This past Saturday night, the Pasadena Black Pages staff and Black Lives Matter Pasadena Youth staff took around a dozen kids and teens to the 25th Anniversary of the Battle Zone presented by Tommy the Clown. All I can say is while there and leaving I felt so proud to be Black. Those who know me know I wear my pride on my sleeve for all to see, but this evening was different and special.
25 years ago I heard about this clown going around town doing parties and I thought it was just another gimmick someone came up with to make money. I questioned what good a grown man dressed like a clown dancing could do to our people. I actually thought it was simply ghetto and a waste of time.

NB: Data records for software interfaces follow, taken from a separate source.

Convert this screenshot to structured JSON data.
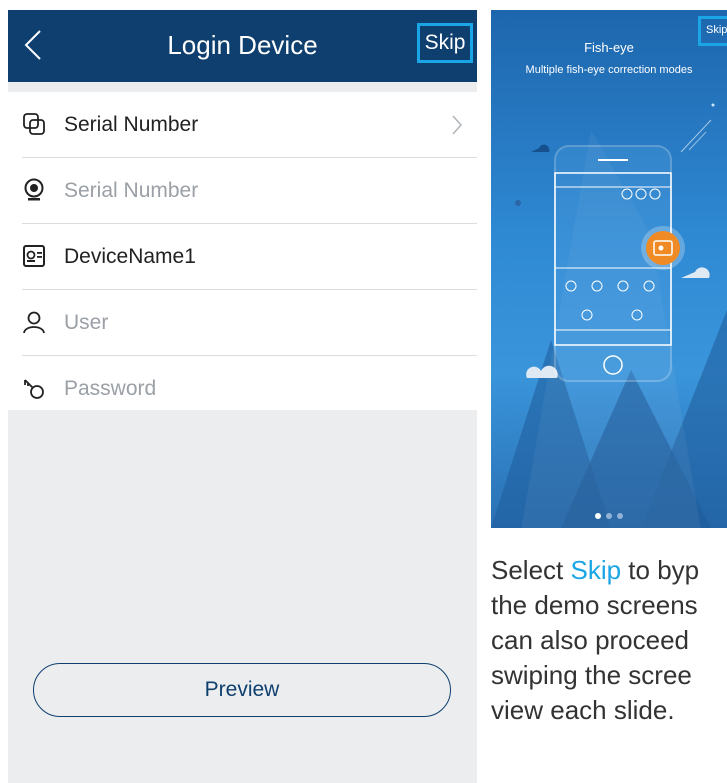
{
  "header": {
    "back_icon": "chevron-left-icon",
    "title": "Login Device",
    "skip_label": "Skip"
  },
  "form": {
    "fields": [
      {
        "icon": "link-icon",
        "text": "Serial Number",
        "placeholder": false,
        "has_chevron": true
      },
      {
        "icon": "camera-icon",
        "text": "Serial Number",
        "placeholder": true
      },
      {
        "icon": "device-card-icon",
        "text": "DeviceName1",
        "placeholder": false
      },
      {
        "icon": "user-icon",
        "text": "User",
        "placeholder": true
      },
      {
        "icon": "key-icon",
        "text": "Password",
        "placeholder": true
      }
    ]
  },
  "preview_label": "Preview",
  "demo": {
    "skip_label": "Skip",
    "title": "Fish-eye",
    "subtitle": "Multiple fish-eye correction modes",
    "dots": 3,
    "active_dot": 0
  },
  "caption": {
    "lines": [
      {
        "before": "Select ",
        "keyword": "Skip",
        "after": " to byp"
      },
      {
        "before": "the demo screens"
      },
      {
        "before": "can also proceed"
      },
      {
        "before": "swiping the scree"
      },
      {
        "before": "view each slide."
      }
    ]
  },
  "colors": {
    "navbar": "#0f3f6e",
    "highlight": "#1aa6e6",
    "demo_accent": "#f08a24"
  }
}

Then in 2005 I saw the movie Rize and my entire perspective of Thomas Johnson AKA Tommy the Clown changed. That was when I realized how many kids he took off the streets through dance. That was when I realized the man had created a culture he could call his own. That was when I realized he started what he was doing because of the Rodney King Riots in 1992. That was when I realized we were connected in the struggle.
This Detroit born, South Central Los Angeles raised man, decided to be a positive force in the community instead of a deterrent.
25 years ago at Southwest College he held his first Battle Zone with the T-Squad vs. the Boom Squad, two groups of kids who know each other, but had beef to settle on the dance floor. Instead of fight and shooting he made them dance. And the Krump dancing they do is aggressive. If you are old school like me, it will remind you of a break dance battle from the 80's and 90's, but this isn't break dancing. This is like African dance on steroids with a South Central Los Angeles twist.
25 years later, Tommy held what was said to be the final Battle Zone, but I don't believe that. The reason being is because all of the kids had an amazing time and no one else can bring the people together like Tommy the Clown.
25 years after the first battle and I am 50 years old, Tommy exposed me to something I had never experienced. It was an all Black event. Not purposely, but that's the way it turned out. Even every LA County Sheriff who worked the event was Black. In my 50 years I have never been somewhere with over 3,000 people and they all were Black.
It was beautiful.
There wasn't even the hint of a negative incident at the event. It was a safe night where you could actually let your child roam without worries. There were adults there who grew up with Tommy and were able to introduce their children to the culture.
Another thing happened that night that was really organic. Tommy introduced the singer of the national anthem and when he started to sing only about 20 of the 3,000 people stood. There were no boos or really even a thought of what was being done, I just felt like Black people really believe the anthem pertains to them and since we were among each other, everyone felt fine about not standing while the singer really did his thing.
The kids from Pasadena were all over the place. Some went down to the pit to dance, some stayed in the stands to cheer, but they all had a great time and although they had all seen Tommy and his crew before, this was their first Battle Zone.
adults and parents have to understand that what Tommy created is ours. It's good clean fun for the kids and if you look deep into our African culture, this is what we have done to entertain ourselves for thousands of years.